     Géricault did extensive research for the “Raft of the Medusa” that included observations of cadavers in various stages of decomposition, the construction of a model of the raft, and interviews with the survivors. He then produced several studies. Thanks to one of those studies we know that the elusive object on the far horizon that captured the attention of the castaways was in fact the frigate “Argus” that would eventually rescue them. For the final version of the painting, however, Géricault decided to depict the raft and its occupants in the moment of greatest tension, suspended between waves of hope and despair, when salvation appeared at last in the distance only to vanish with the receding “Argus,” which missed the raft on its first pass. 
     An important aspect of Géricault’s masterpiece is the exquisitely nuanced way it straddles the boundary between the ethical and the political. Working the paradigm of shipwreck as abandonment inherited from his Romantic predecessors, Géricault added ethical political bite in two striking innovations: the depiction of the mixed social class and racial composition of the group of castaways and the ironic inversion that rendered the promise of rescue on the horizon as a false of hope.
Jesús Castellanos’s reading of Géricault’s masterpiece became Cuba’s first great short story, “La agonía de La Garza;” a narrative about a humble shipwreck off the Matanzas coast that testifies to the ethical and political failures of the island’s first post-colonial government. That story sparked the editor’s interest in the theme of shipwreck, an interest that ultimately led her to this special issue of La Habana Elegante. It is fitting, therefore, that “Naufragios/Shipwrecks” be dedicated to the memory of Castellanos, who taught later generations of Cuban writers and readers that it is not about the sea but the shipwreck.
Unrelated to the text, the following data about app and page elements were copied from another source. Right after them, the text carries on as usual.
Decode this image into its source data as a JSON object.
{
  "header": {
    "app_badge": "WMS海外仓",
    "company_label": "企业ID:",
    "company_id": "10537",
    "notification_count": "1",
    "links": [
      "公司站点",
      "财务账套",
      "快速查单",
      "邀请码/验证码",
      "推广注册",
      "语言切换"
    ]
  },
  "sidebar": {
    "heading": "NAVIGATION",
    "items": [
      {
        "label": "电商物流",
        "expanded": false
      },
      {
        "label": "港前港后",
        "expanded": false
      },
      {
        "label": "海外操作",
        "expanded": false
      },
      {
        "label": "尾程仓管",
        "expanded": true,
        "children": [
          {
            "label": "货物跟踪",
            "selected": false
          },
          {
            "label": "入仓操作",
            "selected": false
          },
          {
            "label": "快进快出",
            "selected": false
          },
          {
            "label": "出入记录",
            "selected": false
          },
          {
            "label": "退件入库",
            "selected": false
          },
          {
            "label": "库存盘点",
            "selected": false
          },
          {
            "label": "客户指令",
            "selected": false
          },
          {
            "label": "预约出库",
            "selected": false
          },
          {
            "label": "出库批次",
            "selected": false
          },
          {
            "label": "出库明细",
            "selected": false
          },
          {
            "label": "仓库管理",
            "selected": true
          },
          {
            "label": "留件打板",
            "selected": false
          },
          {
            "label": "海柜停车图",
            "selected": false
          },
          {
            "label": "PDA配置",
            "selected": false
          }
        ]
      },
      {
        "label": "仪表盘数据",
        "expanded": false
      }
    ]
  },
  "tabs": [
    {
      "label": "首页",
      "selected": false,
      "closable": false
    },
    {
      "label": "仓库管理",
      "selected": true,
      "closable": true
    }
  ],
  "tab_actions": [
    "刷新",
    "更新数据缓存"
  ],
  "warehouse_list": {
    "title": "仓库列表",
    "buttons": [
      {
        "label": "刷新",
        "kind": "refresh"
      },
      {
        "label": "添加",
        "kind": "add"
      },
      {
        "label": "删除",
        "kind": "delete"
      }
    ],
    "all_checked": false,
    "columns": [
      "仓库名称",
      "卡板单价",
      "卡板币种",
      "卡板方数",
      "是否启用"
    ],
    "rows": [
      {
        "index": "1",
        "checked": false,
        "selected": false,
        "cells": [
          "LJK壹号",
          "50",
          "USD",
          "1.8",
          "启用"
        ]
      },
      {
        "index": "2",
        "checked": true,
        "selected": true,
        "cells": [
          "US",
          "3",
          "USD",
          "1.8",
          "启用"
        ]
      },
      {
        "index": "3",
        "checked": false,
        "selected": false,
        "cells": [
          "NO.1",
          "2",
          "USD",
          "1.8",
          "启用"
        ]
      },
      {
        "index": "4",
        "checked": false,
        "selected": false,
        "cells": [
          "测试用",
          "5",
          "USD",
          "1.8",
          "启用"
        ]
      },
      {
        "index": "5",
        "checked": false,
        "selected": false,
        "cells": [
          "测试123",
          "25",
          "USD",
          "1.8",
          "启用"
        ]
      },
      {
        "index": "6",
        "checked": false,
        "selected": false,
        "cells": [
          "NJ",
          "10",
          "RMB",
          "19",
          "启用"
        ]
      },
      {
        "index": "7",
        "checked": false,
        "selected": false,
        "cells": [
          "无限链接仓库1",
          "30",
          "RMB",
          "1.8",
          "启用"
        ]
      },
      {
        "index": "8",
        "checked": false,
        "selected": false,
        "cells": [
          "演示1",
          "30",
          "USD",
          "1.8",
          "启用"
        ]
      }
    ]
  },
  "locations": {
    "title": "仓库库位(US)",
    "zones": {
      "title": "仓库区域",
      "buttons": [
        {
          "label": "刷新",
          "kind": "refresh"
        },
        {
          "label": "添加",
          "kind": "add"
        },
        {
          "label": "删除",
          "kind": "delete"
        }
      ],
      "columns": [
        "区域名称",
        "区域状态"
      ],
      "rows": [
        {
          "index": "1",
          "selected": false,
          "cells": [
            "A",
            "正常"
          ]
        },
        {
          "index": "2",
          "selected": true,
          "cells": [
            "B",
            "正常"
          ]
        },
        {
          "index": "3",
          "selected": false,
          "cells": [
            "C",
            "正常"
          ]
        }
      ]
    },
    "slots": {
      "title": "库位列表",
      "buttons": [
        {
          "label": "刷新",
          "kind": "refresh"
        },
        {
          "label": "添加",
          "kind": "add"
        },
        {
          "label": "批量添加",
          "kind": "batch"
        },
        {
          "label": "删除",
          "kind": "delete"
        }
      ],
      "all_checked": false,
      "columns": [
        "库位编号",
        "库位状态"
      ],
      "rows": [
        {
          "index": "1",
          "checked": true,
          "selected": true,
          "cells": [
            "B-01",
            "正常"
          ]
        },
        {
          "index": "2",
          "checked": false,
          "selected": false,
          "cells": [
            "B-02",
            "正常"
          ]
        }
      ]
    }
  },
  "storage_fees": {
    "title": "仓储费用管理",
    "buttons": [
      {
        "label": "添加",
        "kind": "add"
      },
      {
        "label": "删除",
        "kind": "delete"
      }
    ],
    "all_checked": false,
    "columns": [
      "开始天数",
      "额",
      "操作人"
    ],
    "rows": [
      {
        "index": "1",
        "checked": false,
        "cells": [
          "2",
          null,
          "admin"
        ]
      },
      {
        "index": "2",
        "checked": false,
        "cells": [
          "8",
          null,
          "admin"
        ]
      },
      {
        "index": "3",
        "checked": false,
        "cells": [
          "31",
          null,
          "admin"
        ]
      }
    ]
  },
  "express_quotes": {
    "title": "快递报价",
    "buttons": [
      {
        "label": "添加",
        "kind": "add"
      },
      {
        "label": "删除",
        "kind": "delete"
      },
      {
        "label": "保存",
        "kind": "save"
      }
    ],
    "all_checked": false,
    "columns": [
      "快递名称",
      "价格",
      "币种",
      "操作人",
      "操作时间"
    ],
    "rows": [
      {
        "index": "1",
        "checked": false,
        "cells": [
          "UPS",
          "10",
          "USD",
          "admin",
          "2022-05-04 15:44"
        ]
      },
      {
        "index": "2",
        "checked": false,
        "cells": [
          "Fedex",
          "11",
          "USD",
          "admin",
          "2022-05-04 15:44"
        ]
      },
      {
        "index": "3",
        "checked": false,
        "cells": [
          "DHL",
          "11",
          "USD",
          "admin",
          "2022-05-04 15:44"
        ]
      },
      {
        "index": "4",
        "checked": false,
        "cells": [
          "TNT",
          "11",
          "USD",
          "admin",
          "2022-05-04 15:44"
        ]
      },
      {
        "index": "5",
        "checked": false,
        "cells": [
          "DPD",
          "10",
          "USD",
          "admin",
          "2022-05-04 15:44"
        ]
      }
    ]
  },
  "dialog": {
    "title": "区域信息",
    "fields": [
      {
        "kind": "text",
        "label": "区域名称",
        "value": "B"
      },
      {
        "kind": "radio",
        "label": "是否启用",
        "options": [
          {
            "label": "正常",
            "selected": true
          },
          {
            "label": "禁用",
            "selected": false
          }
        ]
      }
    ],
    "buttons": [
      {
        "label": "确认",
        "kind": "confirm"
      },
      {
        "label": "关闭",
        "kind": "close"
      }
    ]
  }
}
1. Jonathan Miles, The Wreck of the Medusa: the Most Famous Sea Disaster of the Nineteenth Century, (New York:  Atlantic Monthly Press, 2007) is the most complete source on the history of the wreck and Correárd and Savigny’s account.